■ App and web page records
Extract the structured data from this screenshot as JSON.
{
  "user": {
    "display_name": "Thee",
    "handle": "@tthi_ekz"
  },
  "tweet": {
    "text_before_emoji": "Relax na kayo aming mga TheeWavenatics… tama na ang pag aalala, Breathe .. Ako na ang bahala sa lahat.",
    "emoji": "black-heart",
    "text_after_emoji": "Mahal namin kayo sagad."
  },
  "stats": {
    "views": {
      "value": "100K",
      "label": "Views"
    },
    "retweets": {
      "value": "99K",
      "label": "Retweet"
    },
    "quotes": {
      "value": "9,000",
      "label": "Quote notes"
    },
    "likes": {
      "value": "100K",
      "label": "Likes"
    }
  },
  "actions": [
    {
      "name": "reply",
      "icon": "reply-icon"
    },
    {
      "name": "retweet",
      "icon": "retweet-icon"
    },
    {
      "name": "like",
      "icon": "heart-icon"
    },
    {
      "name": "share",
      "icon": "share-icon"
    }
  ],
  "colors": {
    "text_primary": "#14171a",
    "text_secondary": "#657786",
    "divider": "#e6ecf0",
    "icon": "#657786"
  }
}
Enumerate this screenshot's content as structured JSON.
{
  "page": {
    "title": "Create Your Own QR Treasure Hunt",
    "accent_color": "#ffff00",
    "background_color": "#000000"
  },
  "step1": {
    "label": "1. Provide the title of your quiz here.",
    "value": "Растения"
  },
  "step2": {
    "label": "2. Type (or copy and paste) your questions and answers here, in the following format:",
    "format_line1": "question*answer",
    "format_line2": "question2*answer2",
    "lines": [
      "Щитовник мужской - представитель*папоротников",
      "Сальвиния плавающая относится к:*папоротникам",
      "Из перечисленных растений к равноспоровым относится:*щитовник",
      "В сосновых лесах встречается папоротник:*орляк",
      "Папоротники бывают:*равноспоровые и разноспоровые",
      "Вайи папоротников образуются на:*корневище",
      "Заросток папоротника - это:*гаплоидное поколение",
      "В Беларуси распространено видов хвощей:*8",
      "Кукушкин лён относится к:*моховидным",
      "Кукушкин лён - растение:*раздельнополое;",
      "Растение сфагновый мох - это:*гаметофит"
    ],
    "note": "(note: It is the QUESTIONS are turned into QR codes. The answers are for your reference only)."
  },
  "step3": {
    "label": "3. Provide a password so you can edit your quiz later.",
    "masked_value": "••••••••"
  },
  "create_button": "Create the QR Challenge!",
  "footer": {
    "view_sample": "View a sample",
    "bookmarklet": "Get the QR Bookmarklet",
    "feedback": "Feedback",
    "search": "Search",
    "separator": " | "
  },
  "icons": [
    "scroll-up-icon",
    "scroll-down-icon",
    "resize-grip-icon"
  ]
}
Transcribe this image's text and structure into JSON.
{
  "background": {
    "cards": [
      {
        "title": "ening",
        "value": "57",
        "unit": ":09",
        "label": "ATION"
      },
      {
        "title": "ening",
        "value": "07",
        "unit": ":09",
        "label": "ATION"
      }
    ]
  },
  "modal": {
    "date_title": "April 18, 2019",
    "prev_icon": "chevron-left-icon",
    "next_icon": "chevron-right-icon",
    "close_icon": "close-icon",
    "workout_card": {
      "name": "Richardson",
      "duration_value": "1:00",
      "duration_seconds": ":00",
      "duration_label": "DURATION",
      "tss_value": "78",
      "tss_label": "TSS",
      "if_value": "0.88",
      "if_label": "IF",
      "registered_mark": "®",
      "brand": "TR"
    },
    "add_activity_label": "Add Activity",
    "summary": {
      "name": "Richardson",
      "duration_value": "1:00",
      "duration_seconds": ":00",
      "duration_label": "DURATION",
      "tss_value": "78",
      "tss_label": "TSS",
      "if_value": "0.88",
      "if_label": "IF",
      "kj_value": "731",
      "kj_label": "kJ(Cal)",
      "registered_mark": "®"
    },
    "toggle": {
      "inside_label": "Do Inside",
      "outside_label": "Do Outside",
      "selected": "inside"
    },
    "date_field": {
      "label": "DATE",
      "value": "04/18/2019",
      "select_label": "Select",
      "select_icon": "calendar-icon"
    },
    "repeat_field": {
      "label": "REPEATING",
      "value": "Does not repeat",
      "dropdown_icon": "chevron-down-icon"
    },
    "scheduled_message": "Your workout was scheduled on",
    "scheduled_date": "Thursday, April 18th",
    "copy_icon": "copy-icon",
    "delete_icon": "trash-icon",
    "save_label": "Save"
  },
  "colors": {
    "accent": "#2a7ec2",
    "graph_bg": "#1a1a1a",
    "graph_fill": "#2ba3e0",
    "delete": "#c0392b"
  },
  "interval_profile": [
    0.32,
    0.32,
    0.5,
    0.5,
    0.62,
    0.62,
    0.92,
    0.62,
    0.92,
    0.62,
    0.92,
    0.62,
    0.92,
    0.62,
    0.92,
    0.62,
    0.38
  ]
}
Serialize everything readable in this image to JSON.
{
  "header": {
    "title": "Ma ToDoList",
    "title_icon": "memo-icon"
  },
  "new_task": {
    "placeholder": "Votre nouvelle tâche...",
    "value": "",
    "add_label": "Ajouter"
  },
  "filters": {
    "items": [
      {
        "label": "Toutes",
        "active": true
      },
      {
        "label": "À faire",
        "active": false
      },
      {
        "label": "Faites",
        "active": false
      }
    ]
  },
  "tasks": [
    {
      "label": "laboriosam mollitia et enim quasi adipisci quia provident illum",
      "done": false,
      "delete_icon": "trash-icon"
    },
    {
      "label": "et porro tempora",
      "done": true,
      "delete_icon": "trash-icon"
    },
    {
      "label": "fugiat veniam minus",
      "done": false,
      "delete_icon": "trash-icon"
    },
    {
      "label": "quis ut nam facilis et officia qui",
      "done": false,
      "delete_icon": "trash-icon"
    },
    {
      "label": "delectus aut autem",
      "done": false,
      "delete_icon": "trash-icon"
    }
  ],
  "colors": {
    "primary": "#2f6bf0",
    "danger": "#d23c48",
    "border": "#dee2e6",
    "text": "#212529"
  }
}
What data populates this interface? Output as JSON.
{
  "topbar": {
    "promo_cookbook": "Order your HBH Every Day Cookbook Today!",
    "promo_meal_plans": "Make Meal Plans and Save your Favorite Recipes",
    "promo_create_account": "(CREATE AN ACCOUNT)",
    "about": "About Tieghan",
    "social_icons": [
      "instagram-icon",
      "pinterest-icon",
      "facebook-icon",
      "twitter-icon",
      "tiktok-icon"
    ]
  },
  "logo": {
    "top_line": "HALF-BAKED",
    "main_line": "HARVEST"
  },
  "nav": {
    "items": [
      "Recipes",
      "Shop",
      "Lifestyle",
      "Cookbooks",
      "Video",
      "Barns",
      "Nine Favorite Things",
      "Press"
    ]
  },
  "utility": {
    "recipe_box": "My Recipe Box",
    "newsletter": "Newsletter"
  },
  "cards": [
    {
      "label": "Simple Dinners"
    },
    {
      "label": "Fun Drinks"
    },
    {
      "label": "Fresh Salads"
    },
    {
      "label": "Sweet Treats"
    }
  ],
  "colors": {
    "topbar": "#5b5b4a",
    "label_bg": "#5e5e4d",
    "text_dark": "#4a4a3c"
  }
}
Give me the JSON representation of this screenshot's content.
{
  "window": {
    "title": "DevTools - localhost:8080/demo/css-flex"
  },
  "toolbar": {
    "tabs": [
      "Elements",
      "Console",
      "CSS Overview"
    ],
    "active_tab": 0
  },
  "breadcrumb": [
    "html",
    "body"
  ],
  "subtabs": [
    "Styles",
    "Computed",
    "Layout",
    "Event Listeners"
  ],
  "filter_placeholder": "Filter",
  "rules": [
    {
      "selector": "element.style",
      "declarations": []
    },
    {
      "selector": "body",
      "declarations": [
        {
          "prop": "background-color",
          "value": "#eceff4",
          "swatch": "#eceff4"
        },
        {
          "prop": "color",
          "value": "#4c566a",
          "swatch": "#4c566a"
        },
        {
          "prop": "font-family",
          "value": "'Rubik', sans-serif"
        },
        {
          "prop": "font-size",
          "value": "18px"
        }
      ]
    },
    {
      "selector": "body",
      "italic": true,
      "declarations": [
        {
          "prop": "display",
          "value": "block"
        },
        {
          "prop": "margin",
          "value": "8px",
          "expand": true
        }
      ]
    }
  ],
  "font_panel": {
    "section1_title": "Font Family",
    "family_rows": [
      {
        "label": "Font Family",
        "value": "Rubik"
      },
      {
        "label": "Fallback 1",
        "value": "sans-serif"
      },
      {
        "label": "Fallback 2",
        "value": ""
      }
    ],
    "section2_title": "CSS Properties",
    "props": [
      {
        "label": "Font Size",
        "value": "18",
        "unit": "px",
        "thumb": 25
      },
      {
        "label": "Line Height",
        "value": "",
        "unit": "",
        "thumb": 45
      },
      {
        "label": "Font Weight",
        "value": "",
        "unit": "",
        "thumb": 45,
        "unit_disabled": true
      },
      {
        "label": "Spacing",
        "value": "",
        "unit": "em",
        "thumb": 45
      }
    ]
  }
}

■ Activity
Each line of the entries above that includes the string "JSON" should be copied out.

■ Finished exercise
Extract the structured data from this screenshot as JSON.
Enumerate this screenshot's content as structured JSON.
Transcribe this image's text and structure into JSON.
Serialize everything readable in this image to JSON.
What data populates this interface? Output as JSON.
Give me the JSON representation of this screenshot's content.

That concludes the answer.